Jeremiah Shavers, a student in the undergraduate business program, shares his reflections on attending the 5th Annual Global Asset Management Education (G.A.M.E) Forum in NYC.
For college students interested in learning more about financial markets, the place to do it is at the Quinnipiac G.A.M.E. Forum. This is an event that is geared toward educating students by having various members of the financial sector share their vast wealth of knowledge with the up and coming generation. I had the esteemed privilege of attending the 5th annual Global Asset Management Allocation (G.A.M.E.) Forum held in Manhattan from March 19-21. The New York-based conference hosted over 1,200 students from more than 140 colleges and 40 countries, who were all eager to expound upon their knowledge of the financial industry.

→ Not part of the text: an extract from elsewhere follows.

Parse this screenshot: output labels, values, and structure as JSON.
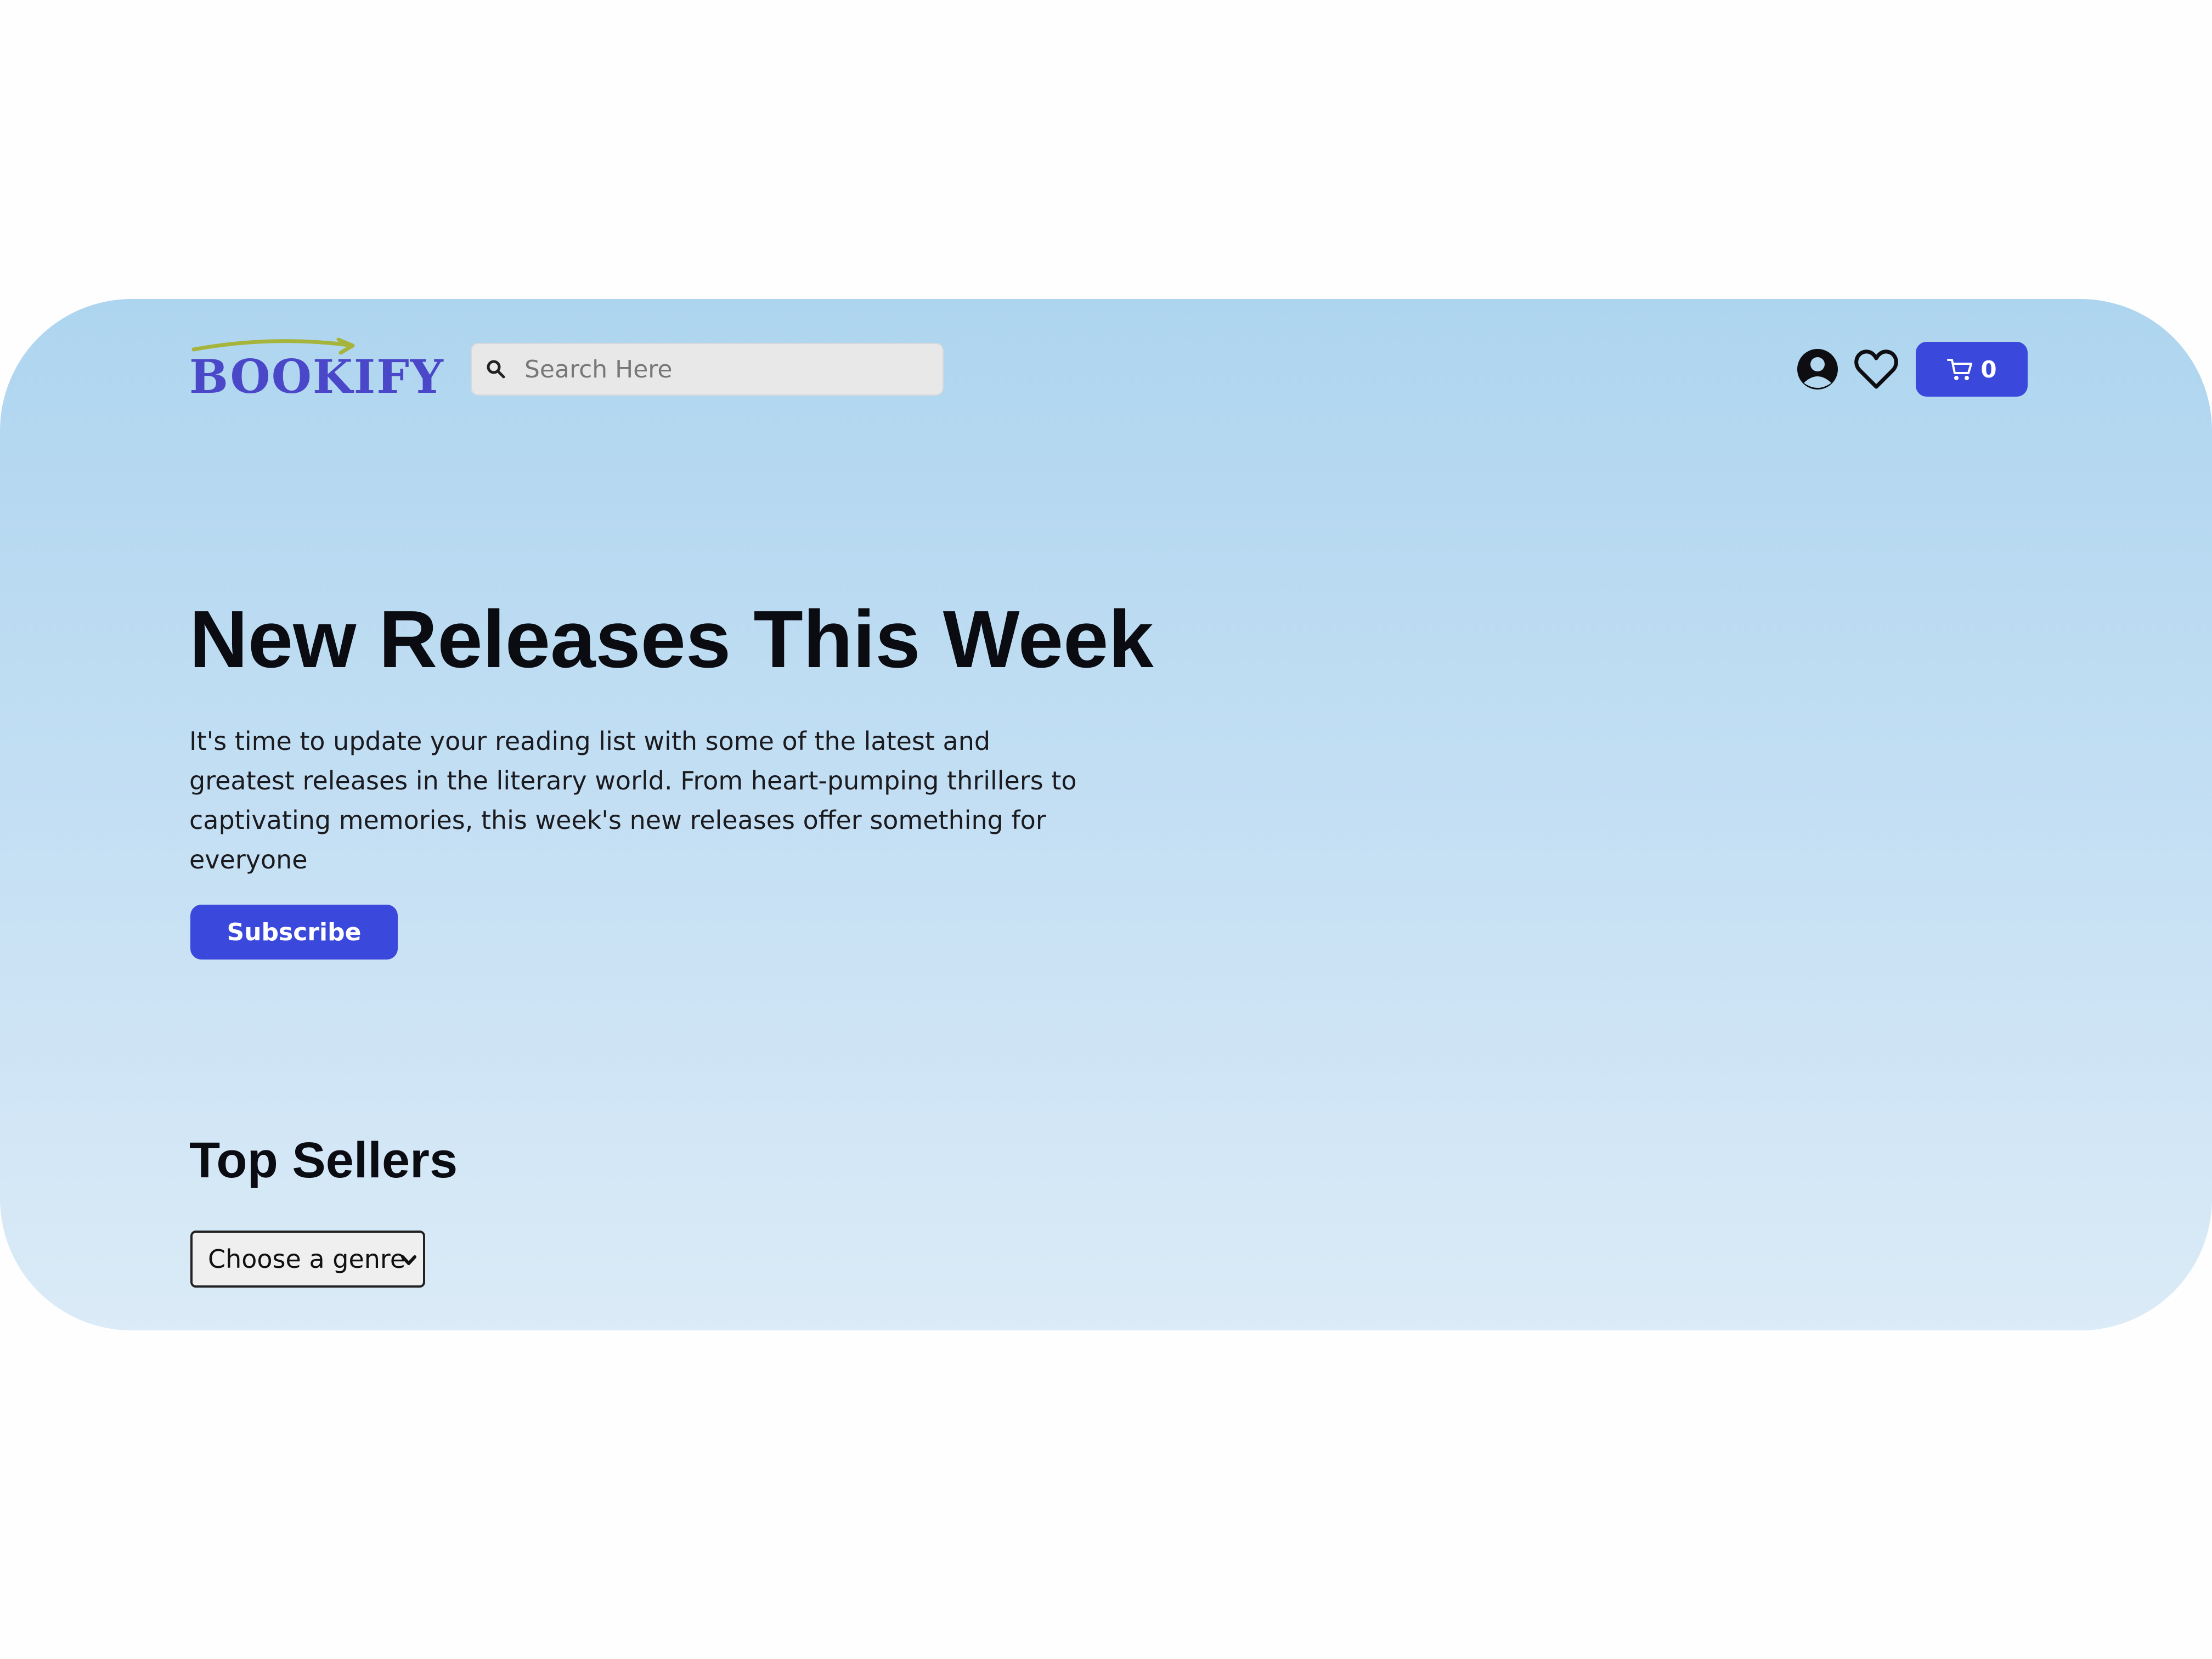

The event began with industry leaders talking about major topics affecting the financial industry. Speakers such as Joseph Cohen (Senior Investment Strategist and President of the Global Markets Institute at Goldman Sachs) and Emanuella Enenajor (Senior Canada and U.S. economist at Bank of America Merrill Lynch Global Research) discussed how factors such as corporate governance and global markets shape the industry today. Corporate governance is a major trend following the recent struggles in the financial industry, including all the corporate bailouts that resulted in the nation’s financial collapse. The speakers went over how stricter rules are being put in place for corporations in order to ensure that companies behave more ethically as well as more fiscally responsible.

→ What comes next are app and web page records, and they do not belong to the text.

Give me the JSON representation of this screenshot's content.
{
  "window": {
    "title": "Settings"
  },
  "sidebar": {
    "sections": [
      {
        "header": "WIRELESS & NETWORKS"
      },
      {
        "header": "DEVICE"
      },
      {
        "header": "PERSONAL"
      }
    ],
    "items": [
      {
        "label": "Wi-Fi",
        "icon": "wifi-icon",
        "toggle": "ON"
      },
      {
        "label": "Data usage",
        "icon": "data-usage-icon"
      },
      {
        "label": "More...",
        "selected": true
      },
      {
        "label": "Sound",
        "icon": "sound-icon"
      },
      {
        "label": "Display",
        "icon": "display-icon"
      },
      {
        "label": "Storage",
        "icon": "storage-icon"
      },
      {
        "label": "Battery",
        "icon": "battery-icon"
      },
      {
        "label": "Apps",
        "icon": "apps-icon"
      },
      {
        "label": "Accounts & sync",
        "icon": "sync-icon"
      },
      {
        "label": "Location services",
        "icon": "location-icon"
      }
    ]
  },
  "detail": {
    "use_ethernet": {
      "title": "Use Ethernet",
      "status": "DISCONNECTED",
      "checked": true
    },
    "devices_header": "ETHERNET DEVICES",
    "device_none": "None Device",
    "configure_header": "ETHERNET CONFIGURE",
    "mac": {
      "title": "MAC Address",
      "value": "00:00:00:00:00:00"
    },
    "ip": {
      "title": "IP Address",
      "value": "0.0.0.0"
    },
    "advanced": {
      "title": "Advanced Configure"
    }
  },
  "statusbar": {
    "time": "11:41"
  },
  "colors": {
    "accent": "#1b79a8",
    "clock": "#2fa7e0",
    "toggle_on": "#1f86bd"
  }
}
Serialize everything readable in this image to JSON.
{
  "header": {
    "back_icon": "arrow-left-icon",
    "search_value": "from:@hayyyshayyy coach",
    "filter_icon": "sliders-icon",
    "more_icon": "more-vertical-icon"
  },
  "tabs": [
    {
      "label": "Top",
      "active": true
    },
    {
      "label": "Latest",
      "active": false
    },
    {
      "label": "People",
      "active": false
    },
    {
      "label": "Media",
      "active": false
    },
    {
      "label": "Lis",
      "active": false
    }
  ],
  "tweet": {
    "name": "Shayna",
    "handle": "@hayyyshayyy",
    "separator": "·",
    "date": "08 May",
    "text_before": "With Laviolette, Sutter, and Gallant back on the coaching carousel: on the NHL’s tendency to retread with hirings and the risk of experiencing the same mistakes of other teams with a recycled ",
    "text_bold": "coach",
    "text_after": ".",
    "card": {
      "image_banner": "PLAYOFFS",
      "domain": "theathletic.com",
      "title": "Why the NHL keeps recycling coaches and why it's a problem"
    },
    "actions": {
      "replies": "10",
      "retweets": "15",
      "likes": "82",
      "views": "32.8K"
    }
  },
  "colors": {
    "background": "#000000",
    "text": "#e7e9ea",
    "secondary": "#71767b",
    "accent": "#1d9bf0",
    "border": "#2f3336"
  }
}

The next major trend discussed was global markets and the global economy. The speakers discussed in depth about how different markets from around the world are affected by different rules and trends in their regions. For instance, certain markets such as Brazil are very rapidly developing into high growth markets, and they are the places to keep an eye one in the coming years. Conversely, certain markets such as Greece have been sluggish for a long period of time, making them less stable markets to avoid.
The structure of these talks was a town hall Q&A. The panel members set up the scenario, and then the audience had a chance to ask questions and start a dialogue between the panelists and the audience. What struck me most about the panelists was how open, honest, and down to earth they behaved. These panelists were very candid about their experiences as well as the positive and negative aspects of the financial market itself. They genuinely wanted to assist the students there while accurately depicting what to expect if one is interested in exploring this field as a career.

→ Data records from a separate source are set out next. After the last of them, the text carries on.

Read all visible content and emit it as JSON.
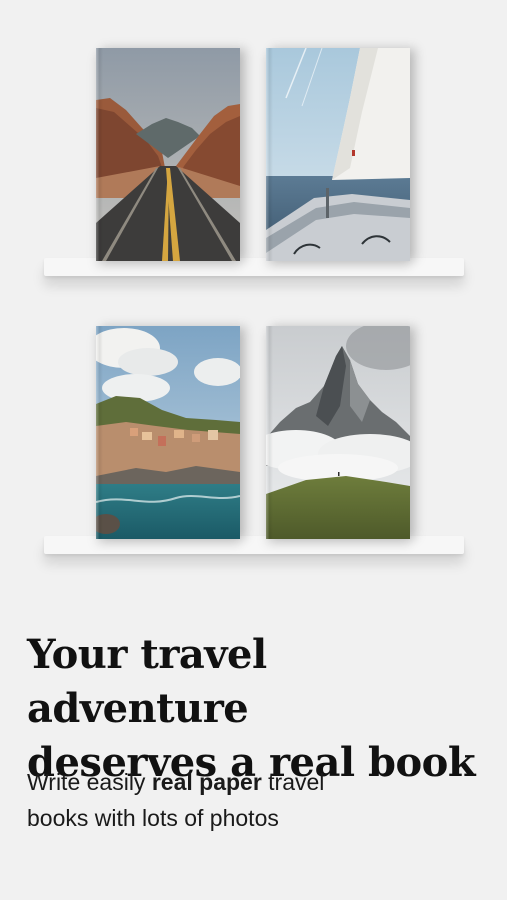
{
  "books": [
    {
      "image": "desert-road-photo"
    },
    {
      "image": "sailboat-photo"
    },
    {
      "image": "coastal-village-photo"
    },
    {
      "image": "mountain-peak-photo"
    }
  ],
  "headline": {
    "line1": "Your travel adventure",
    "line2": "deserves a real book"
  },
  "subtitle": {
    "part1": "Write easily ",
    "bold": "real paper",
    "part2": " travel",
    "line2": "books with lots of photos"
  }
}
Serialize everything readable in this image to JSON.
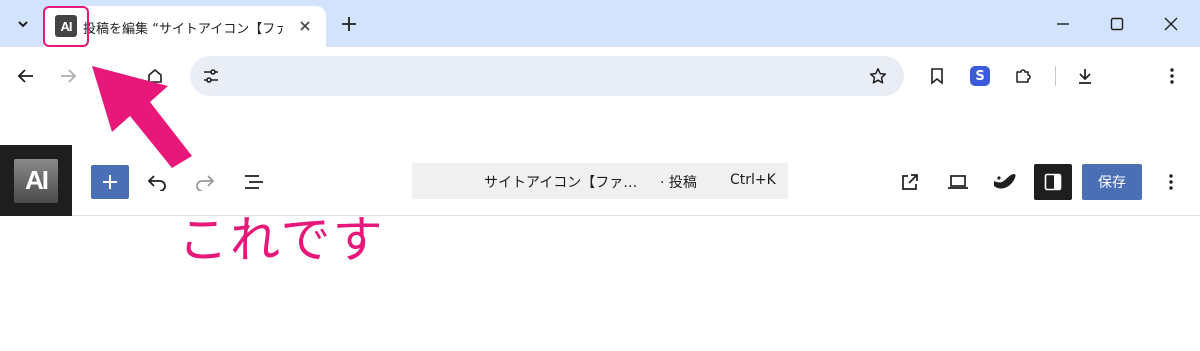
{
  "browser": {
    "tab": {
      "favicon_text": "AI",
      "title": "投稿を編集 “サイトアイコン【ファビコ"
    },
    "toolbar": {
      "url": ""
    }
  },
  "editor": {
    "logo_text": "AI",
    "command_bar": {
      "title": "サイトアイコン【ファ…",
      "type": "· 投稿",
      "shortcut": "Ctrl+K"
    },
    "save_label": "保存"
  },
  "annotation": {
    "text": "これです",
    "color": "#e8177a"
  },
  "colors": {
    "tabstrip_bg": "#d3e3fd",
    "omnibox_bg": "#e9eef6",
    "wp_primary": "#4a6fb5",
    "wp_dark": "#1e1e1e"
  }
}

The next day was dedicated to smaller breakout sessions to give participants a more focused and in-depth view of different aspects of the industry. The break out session that impacted me the most was the session on industry forecasting. This session stuck with me because the speakers gave a very captivating account of how they approach this subject. When forecasting, it is important to have a reasonable prediction model to reliably provide quality metrics. However, models are easy to find and everyone has different models that they use. What is more important is finding quality and worthwhile data to enter into the model. This is a skill that is much harder to find due to the dynamic nature of the industry. The speakers work tirelessly to ensure they have proper data to work with by continuously building a network of contacts in the field. This shows how invaluable the connections you make on the job are, and this is a lesson I plan to remember for the rest of my professional career.
All in all, it was a very exciting and informative conference that I feel blessed to have attended. The major topics provided more info about the industry, both on a national and a global scale. I feel as if I gained a large amount of knowledge at this event, and I feel not only more informed, but also empowered to proceed into the financial world.